The majority of Slavic settlers who came to Alberta had roots in what was once known as the Polish-Lithuanian Commonwealth, which included parts of modern day Poland, Ukraine and Belarus. The division of this empire began in 1772 and resulted in the creation of three ‘Partitions’, the Austro-Hungarian Partition, the Prussian Partition and the Russian Partition. These new political divisions didn’t reflect the ethnic make-up of the regions, resulting in groups of people being separated from parts of their own ethic communities or being grouped with populations of different backgrounds.

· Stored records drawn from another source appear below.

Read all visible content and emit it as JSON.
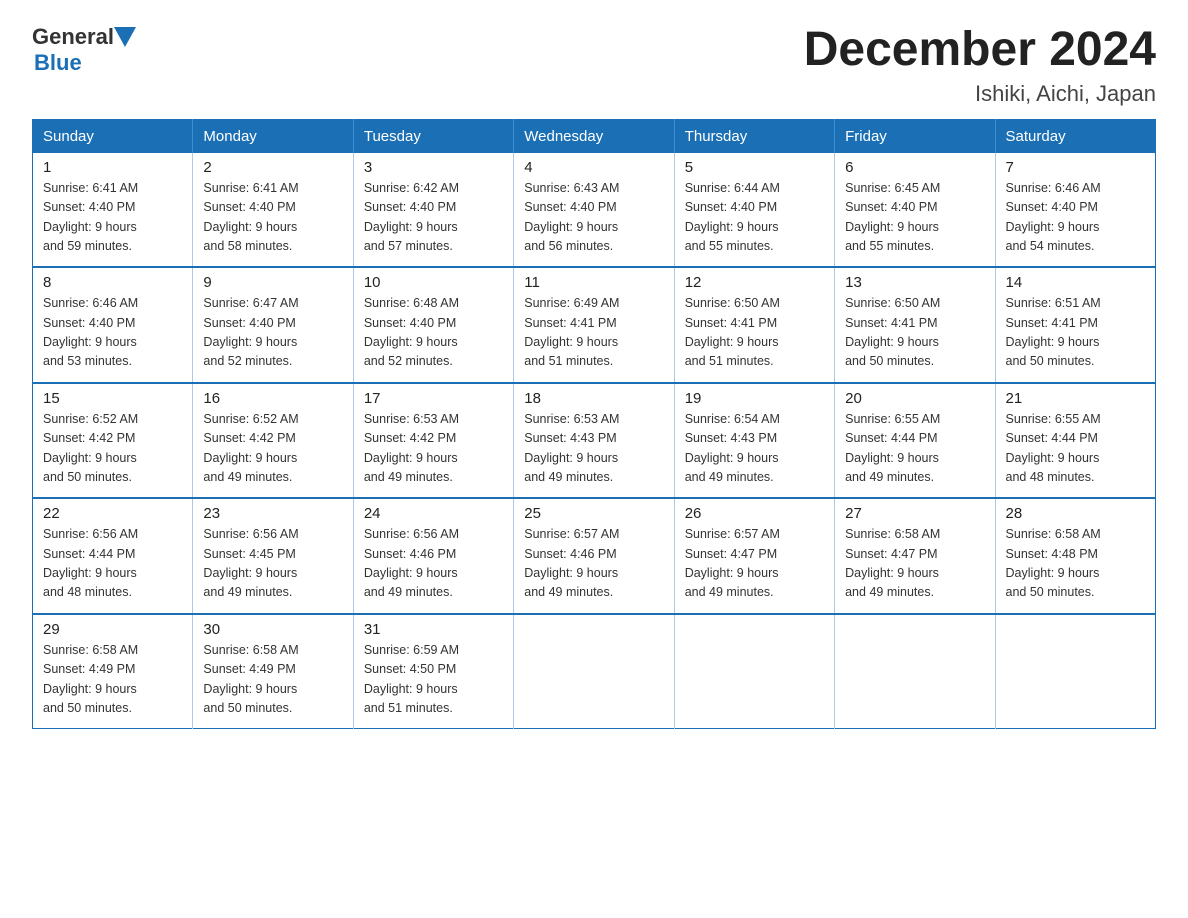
{
  "header": {
    "title": "December 2024",
    "subtitle": "Ishiki, Aichi, Japan",
    "logo_general": "General",
    "logo_blue": "Blue"
  },
  "days_of_week": [
    "Sunday",
    "Monday",
    "Tuesday",
    "Wednesday",
    "Thursday",
    "Friday",
    "Saturday"
  ],
  "weeks": [
    [
      {
        "day": "1",
        "sunrise": "6:41 AM",
        "sunset": "4:40 PM",
        "daylight": "9 hours and 59 minutes."
      },
      {
        "day": "2",
        "sunrise": "6:41 AM",
        "sunset": "4:40 PM",
        "daylight": "9 hours and 58 minutes."
      },
      {
        "day": "3",
        "sunrise": "6:42 AM",
        "sunset": "4:40 PM",
        "daylight": "9 hours and 57 minutes."
      },
      {
        "day": "4",
        "sunrise": "6:43 AM",
        "sunset": "4:40 PM",
        "daylight": "9 hours and 56 minutes."
      },
      {
        "day": "5",
        "sunrise": "6:44 AM",
        "sunset": "4:40 PM",
        "daylight": "9 hours and 55 minutes."
      },
      {
        "day": "6",
        "sunrise": "6:45 AM",
        "sunset": "4:40 PM",
        "daylight": "9 hours and 55 minutes."
      },
      {
        "day": "7",
        "sunrise": "6:46 AM",
        "sunset": "4:40 PM",
        "daylight": "9 hours and 54 minutes."
      }
    ],
    [
      {
        "day": "8",
        "sunrise": "6:46 AM",
        "sunset": "4:40 PM",
        "daylight": "9 hours and 53 minutes."
      },
      {
        "day": "9",
        "sunrise": "6:47 AM",
        "sunset": "4:40 PM",
        "daylight": "9 hours and 52 minutes."
      },
      {
        "day": "10",
        "sunrise": "6:48 AM",
        "sunset": "4:40 PM",
        "daylight": "9 hours and 52 minutes."
      },
      {
        "day": "11",
        "sunrise": "6:49 AM",
        "sunset": "4:41 PM",
        "daylight": "9 hours and 51 minutes."
      },
      {
        "day": "12",
        "sunrise": "6:50 AM",
        "sunset": "4:41 PM",
        "daylight": "9 hours and 51 minutes."
      },
      {
        "day": "13",
        "sunrise": "6:50 AM",
        "sunset": "4:41 PM",
        "daylight": "9 hours and 50 minutes."
      },
      {
        "day": "14",
        "sunrise": "6:51 AM",
        "sunset": "4:41 PM",
        "daylight": "9 hours and 50 minutes."
      }
    ],
    [
      {
        "day": "15",
        "sunrise": "6:52 AM",
        "sunset": "4:42 PM",
        "daylight": "9 hours and 50 minutes."
      },
      {
        "day": "16",
        "sunrise": "6:52 AM",
        "sunset": "4:42 PM",
        "daylight": "9 hours and 49 minutes."
      },
      {
        "day": "17",
        "sunrise": "6:53 AM",
        "sunset": "4:42 PM",
        "daylight": "9 hours and 49 minutes."
      },
      {
        "day": "18",
        "sunrise": "6:53 AM",
        "sunset": "4:43 PM",
        "daylight": "9 hours and 49 minutes."
      },
      {
        "day": "19",
        "sunrise": "6:54 AM",
        "sunset": "4:43 PM",
        "daylight": "9 hours and 49 minutes."
      },
      {
        "day": "20",
        "sunrise": "6:55 AM",
        "sunset": "4:44 PM",
        "daylight": "9 hours and 49 minutes."
      },
      {
        "day": "21",
        "sunrise": "6:55 AM",
        "sunset": "4:44 PM",
        "daylight": "9 hours and 48 minutes."
      }
    ],
    [
      {
        "day": "22",
        "sunrise": "6:56 AM",
        "sunset": "4:44 PM",
        "daylight": "9 hours and 48 minutes."
      },
      {
        "day": "23",
        "sunrise": "6:56 AM",
        "sunset": "4:45 PM",
        "daylight": "9 hours and 49 minutes."
      },
      {
        "day": "24",
        "sunrise": "6:56 AM",
        "sunset": "4:46 PM",
        "daylight": "9 hours and 49 minutes."
      },
      {
        "day": "25",
        "sunrise": "6:57 AM",
        "sunset": "4:46 PM",
        "daylight": "9 hours and 49 minutes."
      },
      {
        "day": "26",
        "sunrise": "6:57 AM",
        "sunset": "4:47 PM",
        "daylight": "9 hours and 49 minutes."
      },
      {
        "day": "27",
        "sunrise": "6:58 AM",
        "sunset": "4:47 PM",
        "daylight": "9 hours and 49 minutes."
      },
      {
        "day": "28",
        "sunrise": "6:58 AM",
        "sunset": "4:48 PM",
        "daylight": "9 hours and 50 minutes."
      }
    ],
    [
      {
        "day": "29",
        "sunrise": "6:58 AM",
        "sunset": "4:49 PM",
        "daylight": "9 hours and 50 minutes."
      },
      {
        "day": "30",
        "sunrise": "6:58 AM",
        "sunset": "4:49 PM",
        "daylight": "9 hours and 50 minutes."
      },
      {
        "day": "31",
        "sunrise": "6:59 AM",
        "sunset": "4:50 PM",
        "daylight": "9 hours and 51 minutes."
      },
      null,
      null,
      null,
      null
    ]
  ],
  "labels": {
    "sunrise": "Sunrise:",
    "sunset": "Sunset:",
    "daylight": "Daylight:"
  }
}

Of the many immigrants to arrive in Alberta before the First World War, most came from an area in the Austro-Hungarian Partition called Galicia. In the west of Galicia, Polish speakers made up 80 percent of the population, while in the eastern districts Ukrainian speakers were in the majority. A small number of families from Galicia settled in St. Albert.

Within the Prussian Partition, Poles were the minority in a largely German speaking population. The Russian Government made it difficult to leave the Russian Partition, setting up strict controls on emigration in an attempt to increase the population of Siberia. Not as many settlers from the Prussian and Russian Partitions settled in Alberta.


Galician immigrants having arrived in Quebec, 1911. Library and Archives Canada, PA-010401